- 28. Nogueira RG, Lev MH, Roccatagliata L, Hirsch JA, Gonzalez RG, et al. (2009) Intra-arterial nicardipine infusion improves CT perfusion-measured cerebral blood flow in patients with subarachnoid hemorrhage-induced vasospasm. AJNR Am J Neuroradiol 30: 160–164. pmid:18945790
- 29. Macdonald RL, Kassell NF, Mayer S, Ruefenacht D, Schmiedek P, et al. (2008) Clazosentan to overcome neurological ischemia and infarction occurring after subarachnoid hemorrhage (CONSCIOUS-1): randomized, double-blind, placebo-controlled phase 2 dose-finding trial. Stroke 39: 3015–3021. pmid:18688013
- 30. Etminan N, Vergouwen MD, Ilodigwe D, Macdonald RL (2011) Effect of pharmaceutical treatment on vasospasm, delayed cerebral ischemia, and clinical outcome in patients with aneurysmal subarachnoid hemorrhage: a systematic review and meta-analysis. J Cereb Blood Flow Metab 31: 1443–1451. pmid:21285966
- 31. Santos GA, Petersen N, Zamani AA, Du R, LaRose S, et al. (2016) Pathophysiologic Differences in Cerebral Autoregulation after Subarachnoid Hemorrhage. Neurology in press.
- 32. Dreier JP, Woitzik J, Fabricius M, Bhatia R, Major S, et al. (2006) Delayed ischaemic neurological deficits after subarachnoid haemorrhage are associated with clusters of spreading depolarizations. Brain 129: 3224–3237. pmid:17067993

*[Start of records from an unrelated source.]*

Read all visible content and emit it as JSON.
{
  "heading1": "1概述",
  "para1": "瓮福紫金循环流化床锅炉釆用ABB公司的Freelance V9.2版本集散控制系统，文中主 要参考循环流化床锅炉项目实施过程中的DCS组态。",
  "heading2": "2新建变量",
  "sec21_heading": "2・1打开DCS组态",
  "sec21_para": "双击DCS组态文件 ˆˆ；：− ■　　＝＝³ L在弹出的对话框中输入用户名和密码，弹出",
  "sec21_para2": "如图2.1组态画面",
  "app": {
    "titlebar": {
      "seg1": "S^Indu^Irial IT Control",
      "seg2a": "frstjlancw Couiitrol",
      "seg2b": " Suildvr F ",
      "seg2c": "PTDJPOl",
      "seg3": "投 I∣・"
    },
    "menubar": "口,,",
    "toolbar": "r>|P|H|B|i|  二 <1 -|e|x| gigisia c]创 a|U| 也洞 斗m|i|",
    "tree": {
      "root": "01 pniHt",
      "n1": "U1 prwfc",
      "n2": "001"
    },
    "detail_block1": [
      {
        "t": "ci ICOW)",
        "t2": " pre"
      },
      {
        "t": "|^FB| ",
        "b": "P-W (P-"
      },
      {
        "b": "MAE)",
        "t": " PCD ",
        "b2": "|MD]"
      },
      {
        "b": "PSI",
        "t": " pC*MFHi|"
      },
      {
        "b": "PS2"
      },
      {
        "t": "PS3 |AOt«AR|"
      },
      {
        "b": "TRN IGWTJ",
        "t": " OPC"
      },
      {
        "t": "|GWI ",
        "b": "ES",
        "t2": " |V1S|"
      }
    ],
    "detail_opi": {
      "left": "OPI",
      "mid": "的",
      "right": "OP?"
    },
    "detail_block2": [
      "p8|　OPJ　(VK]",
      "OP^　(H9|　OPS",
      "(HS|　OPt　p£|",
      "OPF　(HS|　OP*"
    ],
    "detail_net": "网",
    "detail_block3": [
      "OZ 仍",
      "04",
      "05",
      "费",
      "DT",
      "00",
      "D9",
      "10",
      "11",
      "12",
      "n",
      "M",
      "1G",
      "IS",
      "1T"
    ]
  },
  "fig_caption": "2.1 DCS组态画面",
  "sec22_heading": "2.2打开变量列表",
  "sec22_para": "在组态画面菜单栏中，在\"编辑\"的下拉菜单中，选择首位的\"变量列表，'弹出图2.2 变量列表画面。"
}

- 33. Vergouwen MD, Vermeulen M, Coert BA, Stroes ES, Roos YB (2008) Microthrombosis after aneurysmal subarachnoid hemorrhage: an additional explanation for delayed cerebral ischemia. J Cereb Blood Flow Metab 28: 1761–1770. pmid:18628782